--- Task to carry out ---
Return the full listing, keeping every line exactly as it is.

========

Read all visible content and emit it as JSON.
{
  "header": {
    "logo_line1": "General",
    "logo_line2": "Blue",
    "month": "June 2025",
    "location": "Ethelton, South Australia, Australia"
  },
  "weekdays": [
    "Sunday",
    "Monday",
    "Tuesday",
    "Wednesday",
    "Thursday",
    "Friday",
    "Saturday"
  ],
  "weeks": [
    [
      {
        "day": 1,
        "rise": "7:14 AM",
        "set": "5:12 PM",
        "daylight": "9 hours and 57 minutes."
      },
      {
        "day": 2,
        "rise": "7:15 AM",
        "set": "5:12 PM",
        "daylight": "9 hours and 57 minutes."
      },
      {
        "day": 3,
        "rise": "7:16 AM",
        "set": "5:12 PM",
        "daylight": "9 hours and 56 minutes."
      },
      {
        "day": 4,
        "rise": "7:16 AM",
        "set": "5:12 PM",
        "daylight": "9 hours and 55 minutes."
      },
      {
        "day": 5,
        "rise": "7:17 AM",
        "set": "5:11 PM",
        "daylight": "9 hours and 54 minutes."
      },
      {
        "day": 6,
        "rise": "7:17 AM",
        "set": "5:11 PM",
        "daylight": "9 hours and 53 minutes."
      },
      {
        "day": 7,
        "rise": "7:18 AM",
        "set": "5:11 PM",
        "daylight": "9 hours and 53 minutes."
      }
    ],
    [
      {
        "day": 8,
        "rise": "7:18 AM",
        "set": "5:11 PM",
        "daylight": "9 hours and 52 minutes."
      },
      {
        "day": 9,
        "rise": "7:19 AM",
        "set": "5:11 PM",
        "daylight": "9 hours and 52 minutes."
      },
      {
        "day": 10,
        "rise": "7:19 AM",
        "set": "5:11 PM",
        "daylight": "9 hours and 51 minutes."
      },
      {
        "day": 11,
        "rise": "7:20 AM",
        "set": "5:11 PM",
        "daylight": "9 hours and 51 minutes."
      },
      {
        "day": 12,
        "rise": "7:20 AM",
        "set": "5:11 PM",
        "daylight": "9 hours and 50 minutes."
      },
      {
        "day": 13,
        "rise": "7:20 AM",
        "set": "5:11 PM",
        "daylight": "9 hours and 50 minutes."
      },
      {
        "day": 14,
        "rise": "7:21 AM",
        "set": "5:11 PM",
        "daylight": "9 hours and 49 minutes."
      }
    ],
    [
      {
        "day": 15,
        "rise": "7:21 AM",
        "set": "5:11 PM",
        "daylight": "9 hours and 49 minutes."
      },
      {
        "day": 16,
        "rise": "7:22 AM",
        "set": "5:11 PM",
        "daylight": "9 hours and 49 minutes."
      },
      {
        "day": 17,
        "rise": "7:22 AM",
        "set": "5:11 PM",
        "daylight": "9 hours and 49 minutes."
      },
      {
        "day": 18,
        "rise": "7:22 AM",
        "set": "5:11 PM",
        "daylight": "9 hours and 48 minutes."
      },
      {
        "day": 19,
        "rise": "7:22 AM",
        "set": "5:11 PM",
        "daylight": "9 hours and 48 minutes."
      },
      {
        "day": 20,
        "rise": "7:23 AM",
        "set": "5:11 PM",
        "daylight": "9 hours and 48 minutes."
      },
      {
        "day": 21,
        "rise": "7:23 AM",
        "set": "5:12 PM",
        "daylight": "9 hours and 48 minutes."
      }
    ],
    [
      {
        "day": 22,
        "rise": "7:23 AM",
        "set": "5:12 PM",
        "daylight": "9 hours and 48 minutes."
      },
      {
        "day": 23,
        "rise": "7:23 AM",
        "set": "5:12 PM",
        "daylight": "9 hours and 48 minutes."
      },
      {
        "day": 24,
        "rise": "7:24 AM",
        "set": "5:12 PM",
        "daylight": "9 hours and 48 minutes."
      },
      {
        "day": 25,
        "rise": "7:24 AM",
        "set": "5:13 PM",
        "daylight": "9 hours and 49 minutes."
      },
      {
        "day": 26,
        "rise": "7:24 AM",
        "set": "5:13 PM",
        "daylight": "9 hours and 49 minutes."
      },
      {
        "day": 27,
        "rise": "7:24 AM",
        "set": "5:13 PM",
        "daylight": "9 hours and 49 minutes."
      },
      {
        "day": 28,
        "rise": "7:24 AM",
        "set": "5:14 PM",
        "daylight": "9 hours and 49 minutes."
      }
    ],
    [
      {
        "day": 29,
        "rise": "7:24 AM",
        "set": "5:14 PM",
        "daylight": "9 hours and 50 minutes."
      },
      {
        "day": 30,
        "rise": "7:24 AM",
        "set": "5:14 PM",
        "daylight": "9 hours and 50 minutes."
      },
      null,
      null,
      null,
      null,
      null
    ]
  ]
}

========

--- Task response ---
Read all visible content and emit it as JSON.
{
  "header": {
    "logo_line1": "General",
    "logo_line2": "Blue",
    "month": "June 2025",
    "location": "Ethelton, South Australia, Australia"
  },
  "weekdays": [
    "Sunday",
    "Monday",
    "Tuesday",
    "Wednesday",
    "Thursday",
    "Friday",
    "Saturday"
  ],
  "weeks": [
    [
      {
        "day": 1,
        "rise": "7:14 AM",
        "set": "5:12 PM",
        "daylight": "9 hours and 57 minutes."
      },
      {
        "day": 2,
        "rise": "7:15 AM",
        "set": "5:12 PM",
        "daylight": "9 hours and 57 minutes."
      },
      {
        "day": 3,
        "rise": "7:16 AM",
        "set": "5:12 PM",
        "daylight": "9 hours and 56 minutes."
      },
      {
        "day": 4,
        "rise": "7:16 AM",
        "set": "5:12 PM",
        "daylight": "9 hours and 55 minutes."
      },
      {
        "day": 5,
        "rise": "7:17 AM",
        "set": "5:11 PM",
        "daylight": "9 hours and 54 minutes."
      },
      {
        "day": 6,
        "rise": "7:17 AM",
        "set": "5:11 PM",
        "daylight": "9 hours and 53 minutes."
      },
      {
        "day": 7,
        "rise": "7:18 AM",
        "set": "5:11 PM",
        "daylight": "9 hours and 53 minutes."
      }
    ],
    [
      {
        "day": 8,
        "rise": "7:18 AM",
        "set": "5:11 PM",
        "daylight": "9 hours and 52 minutes."
      },
      {
        "day": 9,
        "rise": "7:19 AM",
        "set": "5:11 PM",
        "daylight": "9 hours and 52 minutes."
      },
      {
        "day": 10,
        "rise": "7:19 AM",
        "set": "5:11 PM",
        "daylight": "9 hours and 51 minutes."
      },
      {
        "day": 11,
        "rise": "7:20 AM",
        "set": "5:11 PM",
        "daylight": "9 hours and 51 minutes."
      },
      {
        "day": 12,
        "rise": "7:20 AM",
        "set": "5:11 PM",
        "daylight": "9 hours and 50 minutes."
      },
      {
        "day": 13,
        "rise": "7:20 AM",
        "set": "5:11 PM",
        "daylight": "9 hours and 50 minutes."
      },
      {
        "day": 14,
        "rise": "7:21 AM",
        "set": "5:11 PM",
        "daylight": "9 hours and 49 minutes."
      }
    ],
    [
      {
        "day": 15,
        "rise": "7:21 AM",
        "set": "5:11 PM",
        "daylight": "9 hours and 49 minutes."
      },
      {
        "day": 16,
        "rise": "7:22 AM",
        "set": "5:11 PM",
        "daylight": "9 hours and 49 minutes."
      },
      {
        "day": 17,
        "rise": "7:22 AM",
        "set": "5:11 PM",
        "daylight": "9 hours and 49 minutes."
      },
      {
        "day": 18,
        "rise": "7:22 AM",
        "set": "5:11 PM",
        "daylight": "9 hours and 48 minutes."
      },
      {
        "day": 19,
        "rise": "7:22 AM",
        "set": "5:11 PM",
        "daylight": "9 hours and 48 minutes."
      },
      {
        "day": 20,
        "rise": "7:23 AM",
        "set": "5:11 PM",
        "daylight": "9 hours and 48 minutes."
      },
      {
        "day": 21,
        "rise": "7:23 AM",
        "set": "5:12 PM",
        "daylight": "9 hours and 48 minutes."
      }
    ],
    [
      {
        "day": 22,
        "rise": "7:23 AM",
        "set": "5:12 PM",
        "daylight": "9 hours and 48 minutes."
      },
      {
        "day": 23,
        "rise": "7:23 AM",
        "set": "5:12 PM",
        "daylight": "9 hours and 48 minutes."
      },
      {
        "day": 24,
        "rise": "7:24 AM",
        "set": "5:12 PM",
        "daylight": "9 hours and 48 minutes."
      },
      {
        "day": 25,
        "rise": "7:24 AM",
        "set": "5:13 PM",
        "daylight": "9 hours and 49 minutes."
      },
      {
        "day": 26,
        "rise": "7:24 AM",
        "set": "5:13 PM",
        "daylight": "9 hours and 49 minutes."
      },
      {
        "day": 27,
        "rise": "7:24 AM",
        "set": "5:13 PM",
        "daylight": "9 hours and 49 minutes."
      },
      {
        "day": 28,
        "rise": "7:24 AM",
        "set": "5:14 PM",
        "daylight": "9 hours and 49 minutes."
      }
    ],
    [
      {
        "day": 29,
        "rise": "7:24 AM",
        "set": "5:14 PM",
        "daylight": "9 hours and 50 minutes."
      },
      {
        "day": 30,
        "rise": "7:24 AM",
        "set": "5:14 PM",
        "daylight": "9 hours and 50 minutes."
      },
      null,
      null,
      null,
      null,
      null
    ]
  ]
}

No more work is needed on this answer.